Born on Jan. 12, 1983, in Silver Spring, MD, Maral was always the delight of her parents Ara and Haikanouche Melkonian and older brother, Raffi. She attended St. Catherine Laboure from Kindergarten to 5th grade; St. Martin Catholic School from 6th through 8th grade; then graduated from Good Counsel High School and received her Bachelor of Arts in English language and literature in 2007 from the University of Maryland, College Park.
Maral was a proud graduate of the Greater Washington, DC area’s Hamasdegh Armenian School, and devoted her volunteer time to organizations including Homenetmen, Armenian Youth Federation (AYF), AYF Camp Haiastan, Armenian National Committee of America (ANCA), Armenia Volunteer Corps (AVC), and Birthright Armenia.
She led by example from the very beginning, holding multiple executive positions in the AYF D.C. “Sevan” Juniors and “Ani” Seniors and attending Camp Haiastan both as a camper and a counselor. At just 13 years of age, her poem, “When I Wake Up,” published in The Armenian Weekly, encapsulated her commitment to helping the children of Armenia. “When I wake up, I look forward to tell people to help Armenia,” wrote young Maral. “When I wake up, I hope a child from Armenia gets food.” She ends with a rallying cry to her generation. “I got up. I am ready to fight for Armenia.”
In Homenetmen, she inspired fellow Scouts as a khmpabed and traveled to Armenia in 1998 and 2002 to participate in the worldwide jamborees. In 2006, she would return to the Homeland, this time through the AYF, AVC, and Birthright Armenia, to spend the summer working with children at the Naregatsi Art Institute in Artsakh and the Khnko Aper Children’s Library in Yerevan. In 2007, she went back for a second consecutive summer, this time as director of the AYF Armenia Internship Program.
Upon her return to the U.S., as she explored career opportunities, Maral interned at the ANCA. In time she met and married a true kindred spirit—Tigran Avetisyan—and they, together, embarked on a journey of faith and fulfillment that was sadly cut short on April 13, 2015.

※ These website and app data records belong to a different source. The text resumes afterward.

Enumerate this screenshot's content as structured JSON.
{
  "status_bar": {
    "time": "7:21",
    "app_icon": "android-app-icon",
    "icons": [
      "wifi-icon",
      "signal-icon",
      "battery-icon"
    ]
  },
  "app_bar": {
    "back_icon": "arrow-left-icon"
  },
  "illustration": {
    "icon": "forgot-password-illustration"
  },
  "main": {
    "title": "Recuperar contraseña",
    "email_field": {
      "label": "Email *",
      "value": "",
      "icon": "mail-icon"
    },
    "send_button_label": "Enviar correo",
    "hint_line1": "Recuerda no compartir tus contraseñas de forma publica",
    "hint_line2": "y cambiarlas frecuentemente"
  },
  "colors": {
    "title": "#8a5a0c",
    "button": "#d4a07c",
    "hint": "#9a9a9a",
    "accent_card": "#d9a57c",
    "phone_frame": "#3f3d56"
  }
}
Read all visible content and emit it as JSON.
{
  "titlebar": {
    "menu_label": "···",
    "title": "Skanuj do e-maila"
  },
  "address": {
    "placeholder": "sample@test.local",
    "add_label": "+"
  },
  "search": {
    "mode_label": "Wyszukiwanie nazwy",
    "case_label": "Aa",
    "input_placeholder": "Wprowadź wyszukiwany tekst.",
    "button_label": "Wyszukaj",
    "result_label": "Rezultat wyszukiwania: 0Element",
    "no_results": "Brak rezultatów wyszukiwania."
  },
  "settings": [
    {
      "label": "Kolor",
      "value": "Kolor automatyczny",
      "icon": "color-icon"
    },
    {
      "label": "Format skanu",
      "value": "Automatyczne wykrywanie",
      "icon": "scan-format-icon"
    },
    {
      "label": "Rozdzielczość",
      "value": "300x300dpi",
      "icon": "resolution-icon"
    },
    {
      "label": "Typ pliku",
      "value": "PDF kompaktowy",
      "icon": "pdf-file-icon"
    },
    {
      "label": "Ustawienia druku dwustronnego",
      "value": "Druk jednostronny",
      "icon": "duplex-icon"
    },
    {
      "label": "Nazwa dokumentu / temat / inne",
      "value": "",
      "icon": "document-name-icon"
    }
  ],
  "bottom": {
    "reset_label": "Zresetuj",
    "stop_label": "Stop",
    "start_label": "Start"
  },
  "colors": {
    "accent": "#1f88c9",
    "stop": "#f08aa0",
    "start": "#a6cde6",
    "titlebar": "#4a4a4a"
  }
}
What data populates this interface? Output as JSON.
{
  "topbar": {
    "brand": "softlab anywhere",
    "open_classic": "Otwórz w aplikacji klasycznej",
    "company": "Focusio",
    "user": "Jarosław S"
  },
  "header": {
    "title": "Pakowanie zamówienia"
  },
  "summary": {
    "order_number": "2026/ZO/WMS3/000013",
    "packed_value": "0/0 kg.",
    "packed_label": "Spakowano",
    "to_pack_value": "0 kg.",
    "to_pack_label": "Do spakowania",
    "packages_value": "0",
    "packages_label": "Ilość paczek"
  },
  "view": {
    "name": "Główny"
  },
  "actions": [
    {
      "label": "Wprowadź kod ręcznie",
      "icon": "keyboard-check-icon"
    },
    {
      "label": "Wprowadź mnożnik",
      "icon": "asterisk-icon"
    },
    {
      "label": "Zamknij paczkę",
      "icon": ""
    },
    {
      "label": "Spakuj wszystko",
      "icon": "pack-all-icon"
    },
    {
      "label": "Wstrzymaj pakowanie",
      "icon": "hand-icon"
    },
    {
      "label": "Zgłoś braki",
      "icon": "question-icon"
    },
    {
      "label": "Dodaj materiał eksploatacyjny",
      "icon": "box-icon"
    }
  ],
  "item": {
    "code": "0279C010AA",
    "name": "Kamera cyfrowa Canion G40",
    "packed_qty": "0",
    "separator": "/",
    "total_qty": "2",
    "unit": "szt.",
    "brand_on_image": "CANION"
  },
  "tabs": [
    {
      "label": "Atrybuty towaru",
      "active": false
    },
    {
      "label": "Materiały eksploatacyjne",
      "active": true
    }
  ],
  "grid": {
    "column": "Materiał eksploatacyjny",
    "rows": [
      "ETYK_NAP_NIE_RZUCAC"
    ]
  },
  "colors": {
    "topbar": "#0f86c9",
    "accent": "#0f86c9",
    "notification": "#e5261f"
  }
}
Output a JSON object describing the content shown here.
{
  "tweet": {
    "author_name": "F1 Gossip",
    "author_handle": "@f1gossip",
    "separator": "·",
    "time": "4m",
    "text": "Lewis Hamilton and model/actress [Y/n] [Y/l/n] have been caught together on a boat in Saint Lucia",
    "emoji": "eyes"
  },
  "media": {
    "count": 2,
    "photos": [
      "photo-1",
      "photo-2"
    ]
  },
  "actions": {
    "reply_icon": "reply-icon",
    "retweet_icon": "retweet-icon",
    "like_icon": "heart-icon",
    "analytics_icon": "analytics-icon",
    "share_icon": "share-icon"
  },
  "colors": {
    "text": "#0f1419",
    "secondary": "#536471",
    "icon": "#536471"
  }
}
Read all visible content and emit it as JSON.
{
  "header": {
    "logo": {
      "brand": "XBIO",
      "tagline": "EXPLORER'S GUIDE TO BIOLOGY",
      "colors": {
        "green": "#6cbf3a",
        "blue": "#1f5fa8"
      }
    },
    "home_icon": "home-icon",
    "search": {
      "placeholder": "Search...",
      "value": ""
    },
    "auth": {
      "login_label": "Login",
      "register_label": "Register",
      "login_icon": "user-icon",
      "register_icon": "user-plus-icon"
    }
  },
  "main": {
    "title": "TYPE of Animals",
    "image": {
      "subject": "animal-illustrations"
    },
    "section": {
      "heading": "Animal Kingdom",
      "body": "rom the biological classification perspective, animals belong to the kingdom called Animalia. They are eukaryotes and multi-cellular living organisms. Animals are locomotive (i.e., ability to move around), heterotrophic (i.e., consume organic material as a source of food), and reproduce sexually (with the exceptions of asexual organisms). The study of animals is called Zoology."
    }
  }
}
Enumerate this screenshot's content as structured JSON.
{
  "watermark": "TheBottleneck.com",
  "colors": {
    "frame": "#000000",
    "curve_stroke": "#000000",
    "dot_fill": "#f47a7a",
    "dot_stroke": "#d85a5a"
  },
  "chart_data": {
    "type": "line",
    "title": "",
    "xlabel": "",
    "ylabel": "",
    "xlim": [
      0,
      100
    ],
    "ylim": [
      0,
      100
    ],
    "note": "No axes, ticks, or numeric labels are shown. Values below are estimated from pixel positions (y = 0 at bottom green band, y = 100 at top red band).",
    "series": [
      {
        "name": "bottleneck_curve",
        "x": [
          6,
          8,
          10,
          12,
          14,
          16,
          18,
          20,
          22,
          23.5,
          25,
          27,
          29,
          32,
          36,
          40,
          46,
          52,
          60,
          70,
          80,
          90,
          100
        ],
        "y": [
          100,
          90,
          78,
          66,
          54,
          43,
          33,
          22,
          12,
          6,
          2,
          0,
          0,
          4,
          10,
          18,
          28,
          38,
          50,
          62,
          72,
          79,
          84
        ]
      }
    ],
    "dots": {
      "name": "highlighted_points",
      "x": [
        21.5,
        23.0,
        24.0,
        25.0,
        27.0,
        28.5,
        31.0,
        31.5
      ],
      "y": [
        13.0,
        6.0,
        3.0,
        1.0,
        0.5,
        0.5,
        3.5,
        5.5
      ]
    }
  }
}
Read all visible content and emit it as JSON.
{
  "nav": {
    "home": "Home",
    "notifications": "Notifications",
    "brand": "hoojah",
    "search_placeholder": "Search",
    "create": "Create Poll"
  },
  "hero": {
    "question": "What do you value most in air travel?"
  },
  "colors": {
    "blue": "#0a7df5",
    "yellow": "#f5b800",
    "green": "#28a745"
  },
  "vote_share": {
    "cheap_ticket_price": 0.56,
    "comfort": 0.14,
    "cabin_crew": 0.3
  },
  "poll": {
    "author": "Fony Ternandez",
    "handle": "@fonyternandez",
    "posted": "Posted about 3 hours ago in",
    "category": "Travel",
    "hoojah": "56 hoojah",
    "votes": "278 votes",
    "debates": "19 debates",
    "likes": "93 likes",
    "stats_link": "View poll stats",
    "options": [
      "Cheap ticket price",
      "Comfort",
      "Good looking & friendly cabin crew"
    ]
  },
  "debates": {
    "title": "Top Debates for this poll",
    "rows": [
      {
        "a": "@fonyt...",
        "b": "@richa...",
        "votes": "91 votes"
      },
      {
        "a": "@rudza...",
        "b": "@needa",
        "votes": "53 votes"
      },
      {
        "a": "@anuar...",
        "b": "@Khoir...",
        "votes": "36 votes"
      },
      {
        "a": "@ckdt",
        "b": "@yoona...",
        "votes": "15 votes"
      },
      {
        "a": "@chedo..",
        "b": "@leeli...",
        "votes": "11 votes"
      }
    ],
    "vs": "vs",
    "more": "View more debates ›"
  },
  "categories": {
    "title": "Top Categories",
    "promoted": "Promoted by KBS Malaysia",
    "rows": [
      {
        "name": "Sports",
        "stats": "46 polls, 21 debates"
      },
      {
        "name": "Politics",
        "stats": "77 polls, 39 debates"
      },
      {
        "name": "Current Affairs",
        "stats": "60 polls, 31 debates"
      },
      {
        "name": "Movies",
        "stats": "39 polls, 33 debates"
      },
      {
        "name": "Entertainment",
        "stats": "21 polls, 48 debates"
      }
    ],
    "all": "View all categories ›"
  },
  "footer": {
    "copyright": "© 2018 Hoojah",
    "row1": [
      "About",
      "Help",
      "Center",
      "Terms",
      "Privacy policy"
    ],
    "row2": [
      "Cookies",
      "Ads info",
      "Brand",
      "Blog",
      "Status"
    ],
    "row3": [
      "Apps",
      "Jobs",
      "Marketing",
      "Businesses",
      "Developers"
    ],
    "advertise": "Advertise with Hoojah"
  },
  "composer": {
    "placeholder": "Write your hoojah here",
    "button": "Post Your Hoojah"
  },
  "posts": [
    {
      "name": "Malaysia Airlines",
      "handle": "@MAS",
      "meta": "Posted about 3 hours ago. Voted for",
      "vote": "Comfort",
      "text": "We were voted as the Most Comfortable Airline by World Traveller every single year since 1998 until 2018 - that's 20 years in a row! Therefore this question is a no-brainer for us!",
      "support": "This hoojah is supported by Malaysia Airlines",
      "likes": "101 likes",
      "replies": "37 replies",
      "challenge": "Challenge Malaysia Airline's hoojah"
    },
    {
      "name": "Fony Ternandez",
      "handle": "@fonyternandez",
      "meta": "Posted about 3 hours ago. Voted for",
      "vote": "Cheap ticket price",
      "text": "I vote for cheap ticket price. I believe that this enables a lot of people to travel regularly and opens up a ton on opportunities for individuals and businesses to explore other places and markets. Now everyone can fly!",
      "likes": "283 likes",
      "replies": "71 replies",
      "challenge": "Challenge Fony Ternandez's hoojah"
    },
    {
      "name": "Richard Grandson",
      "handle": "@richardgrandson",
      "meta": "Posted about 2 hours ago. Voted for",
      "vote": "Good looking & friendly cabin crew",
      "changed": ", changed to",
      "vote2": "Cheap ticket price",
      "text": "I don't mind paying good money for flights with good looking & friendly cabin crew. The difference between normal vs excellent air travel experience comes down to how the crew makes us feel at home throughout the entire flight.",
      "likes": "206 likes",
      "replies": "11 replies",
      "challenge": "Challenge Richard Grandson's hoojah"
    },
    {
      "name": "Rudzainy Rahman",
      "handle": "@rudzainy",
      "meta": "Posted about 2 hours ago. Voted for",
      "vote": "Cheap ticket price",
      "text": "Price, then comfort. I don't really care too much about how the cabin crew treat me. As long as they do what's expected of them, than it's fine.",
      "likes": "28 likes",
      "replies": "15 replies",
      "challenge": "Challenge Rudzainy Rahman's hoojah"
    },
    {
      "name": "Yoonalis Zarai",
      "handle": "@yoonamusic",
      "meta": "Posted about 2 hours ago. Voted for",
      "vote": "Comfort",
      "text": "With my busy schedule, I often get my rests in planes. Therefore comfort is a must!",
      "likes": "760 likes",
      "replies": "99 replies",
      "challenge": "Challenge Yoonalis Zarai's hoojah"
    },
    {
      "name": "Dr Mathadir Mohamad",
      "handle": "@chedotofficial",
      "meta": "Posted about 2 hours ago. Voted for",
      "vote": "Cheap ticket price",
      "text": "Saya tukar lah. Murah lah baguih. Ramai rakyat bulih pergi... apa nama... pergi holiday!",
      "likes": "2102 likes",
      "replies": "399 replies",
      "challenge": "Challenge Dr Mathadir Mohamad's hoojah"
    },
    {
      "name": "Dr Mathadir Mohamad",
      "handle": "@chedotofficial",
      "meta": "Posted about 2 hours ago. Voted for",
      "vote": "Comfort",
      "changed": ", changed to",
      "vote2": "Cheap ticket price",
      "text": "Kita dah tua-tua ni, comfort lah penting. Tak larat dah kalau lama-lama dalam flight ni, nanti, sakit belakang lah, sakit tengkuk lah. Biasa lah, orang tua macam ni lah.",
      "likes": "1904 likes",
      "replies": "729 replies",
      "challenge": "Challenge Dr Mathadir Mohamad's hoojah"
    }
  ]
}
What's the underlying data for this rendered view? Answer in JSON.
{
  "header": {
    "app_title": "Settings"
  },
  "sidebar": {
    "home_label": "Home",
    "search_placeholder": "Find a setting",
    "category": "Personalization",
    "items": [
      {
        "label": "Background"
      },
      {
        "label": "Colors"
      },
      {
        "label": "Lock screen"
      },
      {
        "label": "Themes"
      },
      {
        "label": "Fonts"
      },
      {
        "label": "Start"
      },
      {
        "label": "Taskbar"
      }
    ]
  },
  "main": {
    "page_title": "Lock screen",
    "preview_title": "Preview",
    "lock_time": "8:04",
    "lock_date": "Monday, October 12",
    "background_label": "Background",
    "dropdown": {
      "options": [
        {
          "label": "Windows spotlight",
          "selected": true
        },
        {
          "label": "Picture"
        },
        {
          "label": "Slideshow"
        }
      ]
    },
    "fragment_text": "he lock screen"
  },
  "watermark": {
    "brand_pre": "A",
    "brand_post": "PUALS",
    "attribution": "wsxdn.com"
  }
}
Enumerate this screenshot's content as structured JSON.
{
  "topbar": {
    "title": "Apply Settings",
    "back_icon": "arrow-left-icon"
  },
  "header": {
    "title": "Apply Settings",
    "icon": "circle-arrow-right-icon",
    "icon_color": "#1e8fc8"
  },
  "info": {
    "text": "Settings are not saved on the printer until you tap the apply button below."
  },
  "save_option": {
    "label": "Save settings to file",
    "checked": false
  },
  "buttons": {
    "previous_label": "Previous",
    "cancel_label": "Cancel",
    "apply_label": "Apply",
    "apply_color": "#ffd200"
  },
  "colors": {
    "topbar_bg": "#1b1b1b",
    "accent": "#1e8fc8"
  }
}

In addition to supporting the ANCA’s educational and youth development programs, Maral’s family have shared her powerful legacy of devotion to community and cause through their support for her beloved Camp Haiastan and most recently through the establishment of a soccer field in the village of Arajamugh in the Republic of Artsakh.
Mr. and Mrs. Ara and Haikanouche Melkonian and Ara Melkonian’s sister, Seta Melkonian-Mangassarian, recently participated in the dedication ceremony for the outdoor sports facility, built through the efforts of the Armenian Cultural Association of America (ACAA) Artsakh Fund. Noting Maral’s lifelong commitment to the children of the Armenian homeland, Artsakh Fund Board Member Hovsep Avakian explained, “We seek to do everything we can so that the youth of these border villages can grow fully in a free and unfettered environment. These villages are essentially Artsakh’s gatekeepers and thus require constant attention. At the same time, through such charitable projects, we bind our diasporan communities more closely to the life of liberated Artsakh.”